*** EXTRACTED MATERIAL ***

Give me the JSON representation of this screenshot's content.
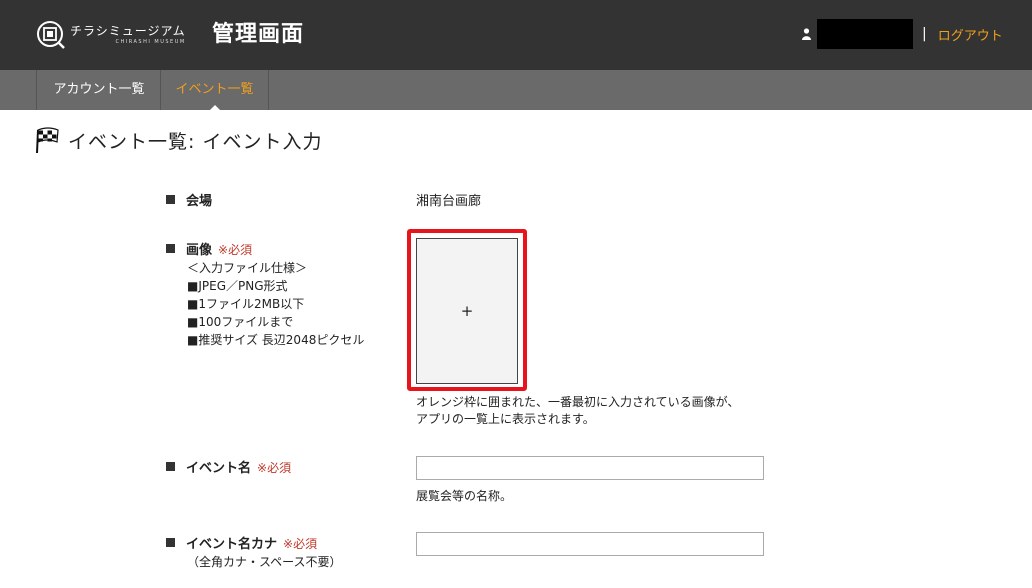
{
  "header": {
    "logo_name": "チラシミュージアム",
    "logo_sub": "CHIRASHI MUSEUM",
    "admin_title": "管理画面",
    "separator": "|",
    "logout_label": "ログアウト"
  },
  "nav": {
    "tabs": [
      {
        "label": "アカウント一覧",
        "active": false
      },
      {
        "label": "イベント一覧",
        "active": true
      }
    ],
    "active_color": "#f0a01c"
  },
  "page": {
    "title": "イベント一覧: イベント入力"
  },
  "form": {
    "venue": {
      "label": "会場",
      "value": "湘南台画廊"
    },
    "image": {
      "label": "画像",
      "required": "※必須",
      "spec": [
        "＜入力ファイル仕様＞",
        "■JPEG／PNG形式",
        "■1ファイル2MB以下",
        "■100ファイルまで",
        "■推奨サイズ 長辺2048ピクセル"
      ],
      "add_symbol": "+",
      "note_line1": "オレンジ枠に囲まれた、一番最初に入力されている画像が、",
      "note_line2": "アプリの一覧上に表示されます。"
    },
    "event_name": {
      "label": "イベント名",
      "required": "※必須",
      "value": "",
      "help": "展覧会等の名称。"
    },
    "event_kana": {
      "label": "イベント名カナ",
      "required": "※必須",
      "note": "（全角カナ・スペース不要）",
      "value": ""
    }
  },
  "icons": [
    "logo-mark-icon",
    "user-icon",
    "checkered-flag-icon",
    "plus-icon"
  ],
  "colors": {
    "header_bg": "#333333",
    "nav_bg": "#6a6a6a",
    "accent": "#f0a01c",
    "required": "#c0392b",
    "highlight_border": "#e8141b"
  }
}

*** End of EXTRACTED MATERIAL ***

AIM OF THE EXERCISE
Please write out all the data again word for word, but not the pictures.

REPLY TO THE TASK
Give me the JSON representation of this screenshot's content.
{
  "header": {
    "logo_name": "チラシミュージアム",
    "logo_sub": "CHIRASHI MUSEUM",
    "admin_title": "管理画面",
    "separator": "|",
    "logout_label": "ログアウト"
  },
  "nav": {
    "tabs": [
      {
        "label": "アカウント一覧",
        "active": false
      },
      {
        "label": "イベント一覧",
        "active": true
      }
    ],
    "active_color": "#f0a01c"
  },
  "page": {
    "title": "イベント一覧: イベント入力"
  },
  "form": {
    "venue": {
      "label": "会場",
      "value": "湘南台画廊"
    },
    "image": {
      "label": "画像",
      "required": "※必須",
      "spec": [
        "＜入力ファイル仕様＞",
        "■JPEG／PNG形式",
        "■1ファイル2MB以下",
        "■100ファイルまで",
        "■推奨サイズ 長辺2048ピクセル"
      ],
      "add_symbol": "+",
      "note_line1": "オレンジ枠に囲まれた、一番最初に入力されている画像が、",
      "note_line2": "アプリの一覧上に表示されます。"
    },
    "event_name": {
      "label": "イベント名",
      "required": "※必須",
      "value": "",
      "help": "展覧会等の名称。"
    },
    "event_kana": {
      "label": "イベント名カナ",
      "required": "※必須",
      "note": "（全角カナ・スペース不要）",
      "value": ""
    }
  },
  "icons": [
    "logo-mark-icon",
    "user-icon",
    "checkered-flag-icon",
    "plus-icon"
  ],
  "colors": {
    "header_bg": "#333333",
    "nav_bg": "#6a6a6a",
    "accent": "#f0a01c",
    "required": "#c0392b",
    "highlight_border": "#e8141b"
  }
}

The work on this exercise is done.